Reducing spills is one of our key performance objectives — a goal that drives accountability across all employee levels. Using spill causal analysis, strategic facility design and operational improvements, we have decreased our number of spills reportable to regulatory agencies each year since 2013. It is our goal to continue to improve by reducing our reportable spill count by 10% from 2015 to 2016.
Prevention is our primary goal in reducing our number of spills. Goal setting, paired with our spill prevention initiatives, has enabled us to make significant improvements. Members from our Engineering, Operations and Environment, Health and Safety (EHS) teams collaborate to implement operational design improvements needed to prevent spills, collect and analyze spill data, identify spill causes, and recommend process and quality improvements to address each specific incident. Our prevention efforts focus on five main spill causes: pipeline failure, corrosion, weather, human error and equipment failure.

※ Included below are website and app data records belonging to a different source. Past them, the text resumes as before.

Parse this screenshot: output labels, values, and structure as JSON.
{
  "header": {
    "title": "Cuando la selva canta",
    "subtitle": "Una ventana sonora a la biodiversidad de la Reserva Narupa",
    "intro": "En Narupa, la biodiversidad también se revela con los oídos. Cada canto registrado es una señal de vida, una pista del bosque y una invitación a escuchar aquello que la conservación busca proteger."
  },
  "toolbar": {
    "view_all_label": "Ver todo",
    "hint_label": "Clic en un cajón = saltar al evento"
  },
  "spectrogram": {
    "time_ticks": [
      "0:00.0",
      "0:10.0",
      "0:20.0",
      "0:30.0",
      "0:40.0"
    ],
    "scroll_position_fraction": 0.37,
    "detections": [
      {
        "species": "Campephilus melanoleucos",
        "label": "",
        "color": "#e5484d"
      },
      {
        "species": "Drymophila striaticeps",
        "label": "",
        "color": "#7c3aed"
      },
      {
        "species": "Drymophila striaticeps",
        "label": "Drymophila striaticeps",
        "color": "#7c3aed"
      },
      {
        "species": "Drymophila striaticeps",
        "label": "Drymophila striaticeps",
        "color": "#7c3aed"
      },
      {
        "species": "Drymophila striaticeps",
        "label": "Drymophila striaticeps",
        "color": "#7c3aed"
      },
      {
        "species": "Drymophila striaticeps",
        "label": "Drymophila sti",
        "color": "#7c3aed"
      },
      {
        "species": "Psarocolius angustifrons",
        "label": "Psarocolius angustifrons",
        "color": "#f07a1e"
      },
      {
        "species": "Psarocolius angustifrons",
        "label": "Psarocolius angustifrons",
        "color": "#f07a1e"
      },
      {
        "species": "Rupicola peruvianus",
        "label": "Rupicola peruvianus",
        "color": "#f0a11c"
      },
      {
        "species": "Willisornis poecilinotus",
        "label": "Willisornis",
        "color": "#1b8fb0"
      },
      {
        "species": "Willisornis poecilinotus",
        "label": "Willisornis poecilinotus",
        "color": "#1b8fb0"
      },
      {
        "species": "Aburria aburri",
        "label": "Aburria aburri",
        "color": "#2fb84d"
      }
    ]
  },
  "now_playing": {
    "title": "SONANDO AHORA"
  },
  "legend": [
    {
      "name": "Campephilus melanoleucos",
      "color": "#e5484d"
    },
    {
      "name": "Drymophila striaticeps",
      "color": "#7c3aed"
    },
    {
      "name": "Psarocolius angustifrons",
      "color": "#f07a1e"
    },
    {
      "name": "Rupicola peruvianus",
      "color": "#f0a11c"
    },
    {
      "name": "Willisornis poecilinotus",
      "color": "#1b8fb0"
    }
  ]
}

One example of a spill prevention initiative is our integrity management program, which focuses on proactively identifying and correcting corrosion on our equipment. Over time, weather conditions and the saltwater produced from our operations can corrode steel equipment, potentially causing a leak or malfunction. Early detection of corrosion is key, and field staff regularly receive training on how to identify tank corrosion as part of their field equipment inspections. Should a corrosion problem be identified, we either repair the corroded area or replace the equipment.
Beyond repairing or replacing equipment, we established a company standard that all new and replacement storage tanks will be coated to resist corrosion. We also encourage the use of sacrificial anodes as part of our facility design. These anodes are pieces of metal that are more susceptible to corrosion, and, because they corrode first, the integrity of our equipment is protected.
Secondary containment for storage tanks is also a key element to our facility design and spill protection efforts. It is a company standard that production storage tanks feature secondary containment with an impermeable liner that captures fluid and protects the soil should a spill occur. This material is a permanent element of the site, designed to last the life of the well or facility.
Should an incident occur, Chesapeake activates its spill response plan involving our Operations and Environment teams to focus first on safety, and then on environmental protection and regulatory compliance. For major incidents, we also involve our Emergency Preparedness and Response group. In 2015, using vacuum systems, we recovered an average of 75% of fluids spilled. Beyond vacuuming, we can also excavate and remediate to reduce environmental impact.